                  News | Author Related

                  28 November 2019

                  It Would be my Worst Nightmare: Q&A with Dani Atkins, Author of A Million Dreams

                    A Celebration of Resilience and Empowerment: Q&A With The Changing Room Author Christine Sykes

                    News | Author Related

                    28 November 2019

                    A Celebration of Resilience and Empowerment: Q&A With The Changing Room Author Christine Sykes

                      Synopsis

                      John Bailey has a history of being in the wrong place at the wrong time. The veteran war reporter has been kidnapped and tortured – twice. Finally he’s living something that resembles a normal life. But all that changes when a terrorist murders a woman in front of Bailey in London.The mastermind behind the attack is Mustafa al-Baghdadi – No.1 on the FBI’s most wanted list – and the man who tortured Bailey in Fallujah a decade ago.Mustafa has a deadly axe to grind with Bailey. He taunts Bailey with threats of more attacks in other cities, closer to home. Back in Sydney the teenage son of Bailey’s old driver from Iraq is missing, and the people who matter most to Bailey have become targets. Bailey enlists the help of the only man he knows he can trust – ruthless CIA veteran Ronnie Johnson, supposedly retired – in a race against time to take down the world’s most deadly terrorist, once and for all.
                      Tim Ayliffe
                      About the author

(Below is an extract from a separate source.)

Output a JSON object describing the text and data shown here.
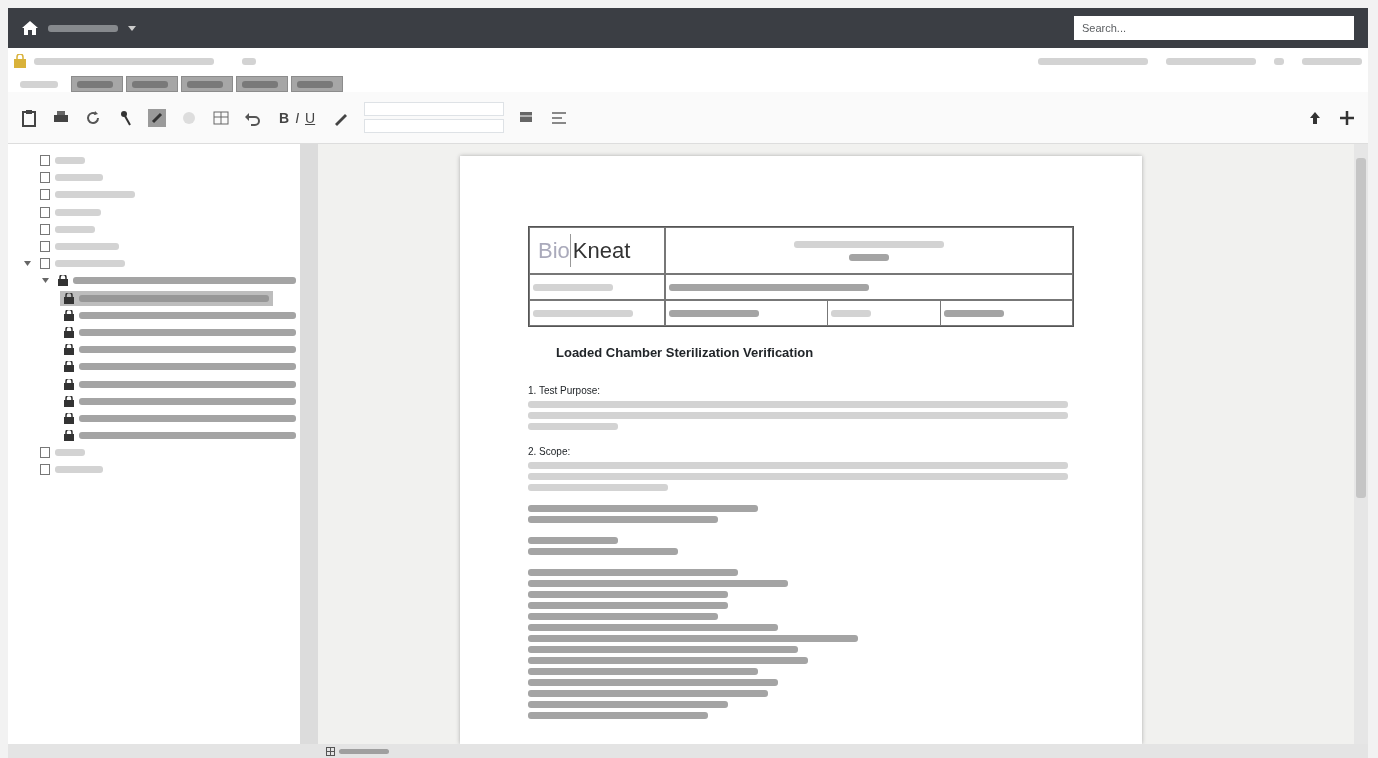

                      Tim Ayliffe

                      Tim Ayliffe has been a journalist for almost 20 years and is the Managing Editor of Television and Video for ABC News. He has also worked as TV News Editor for ABC News and the Executive Producer of ABC News Breakfast. Before joining the ABC in 2006, Tim worked in London for Sky News as a digital and television journalist. The Greater Good is the first book in a three-book series featuring John Bailey. When he's not writing or chasing news stories Tim rides bikes and surfs. He lives in Sydney with his wife, Justine Dougherty, and their two children, Penelope and Arthur.

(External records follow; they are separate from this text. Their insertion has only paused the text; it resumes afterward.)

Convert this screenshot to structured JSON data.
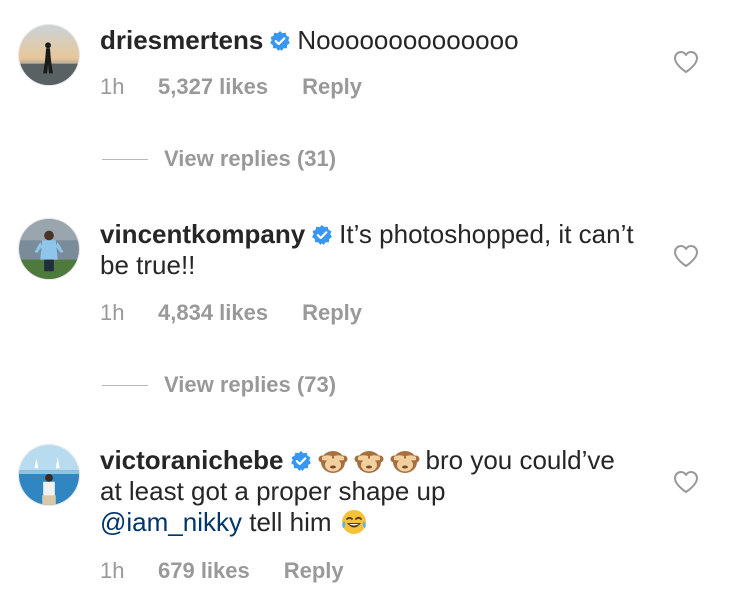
{
  "comments": [
    {
      "username": "driesmertens",
      "verified": true,
      "text": "Noooooooooooooo",
      "time": "1h",
      "likes": "5,327 likes",
      "reply_label": "Reply",
      "view_replies": "View replies (31)"
    },
    {
      "username": "vincentkompany",
      "verified": true,
      "text": "It’s photoshopped, it can’t be true!!",
      "time": "1h",
      "likes": "4,834 likes",
      "reply_label": "Reply",
      "view_replies": "View replies (73)"
    },
    {
      "username": "victoranichebe",
      "verified": true,
      "emoji_prefix": [
        "see-no-evil-monkey",
        "see-no-evil-monkey",
        "see-no-evil-monkey"
      ],
      "text": "bro you could’ve at least got a proper shape up",
      "mention": "@iam_nikky",
      "text_after_mention": "tell him",
      "emoji_suffix": [
        "tears-of-joy"
      ],
      "time": "1h",
      "likes": "679 likes",
      "reply_label": "Reply"
    }
  ],
  "colors": {
    "text": "#262626",
    "meta": "#999999",
    "verified_badge": "#3897f0",
    "mention": "#003569"
  }
}
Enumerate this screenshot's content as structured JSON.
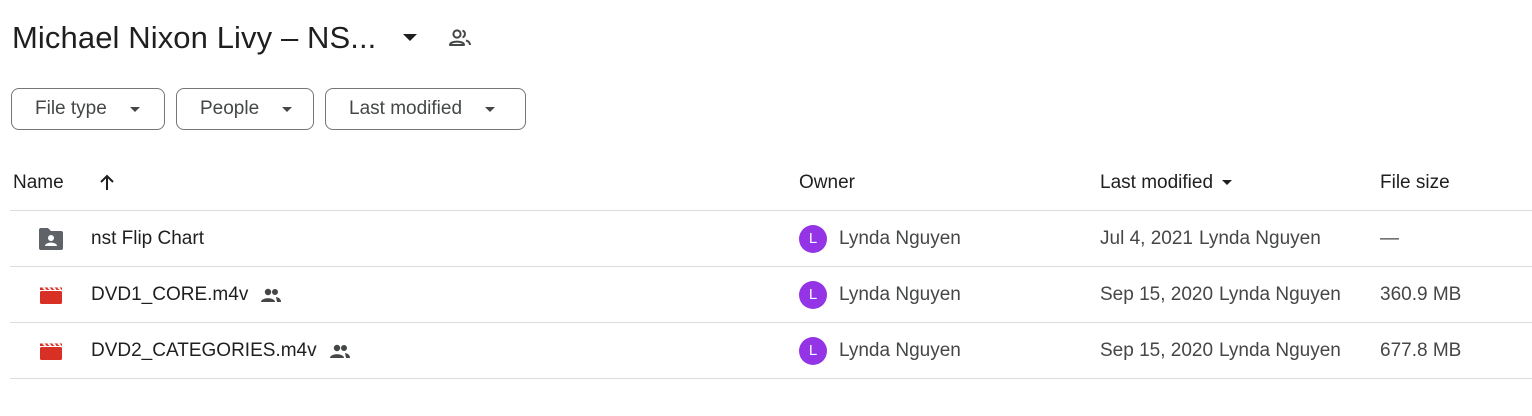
{
  "header": {
    "title": "Michael Nixon Livy – NS...",
    "caret_icon": "arrow-drop-down-icon",
    "shared_icon": "people-icon"
  },
  "filters": [
    {
      "label": "File type"
    },
    {
      "label": "People"
    },
    {
      "label": "Last modified"
    }
  ],
  "columns": {
    "name": "Name",
    "owner": "Owner",
    "last_modified": "Last modified",
    "file_size": "File size",
    "sort_icon": "arrow-upward-icon",
    "modified_sort_icon": "arrow-drop-down-icon"
  },
  "rows": [
    {
      "name": "nst Flip Chart",
      "icon": "shared-folder-icon",
      "shared": false,
      "owner_initial": "L",
      "owner": "Lynda Nguyen",
      "modified_date": "Jul 4, 2021",
      "modified_by": "Lynda Nguyen",
      "size": "—"
    },
    {
      "name": "DVD1_CORE.m4v",
      "icon": "video-file-icon",
      "shared": true,
      "owner_initial": "L",
      "owner": "Lynda Nguyen",
      "modified_date": "Sep 15, 2020",
      "modified_by": "Lynda Nguyen",
      "size": "360.9 MB"
    },
    {
      "name": "DVD2_CATEGORIES.m4v",
      "icon": "video-file-icon",
      "shared": true,
      "owner_initial": "L",
      "owner": "Lynda Nguyen",
      "modified_date": "Sep 15, 2020",
      "modified_by": "Lynda Nguyen",
      "size": "677.8 MB"
    }
  ],
  "colors": {
    "avatar": "#9334e6",
    "video_icon": "#d93025",
    "folder_icon": "#5f6368",
    "divider": "#dadce0"
  }
}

                      Books by Tim Ayliffe

                      COMMENTS

                      Leave a Reply

                      Your email address will not be published. Required fields are marked *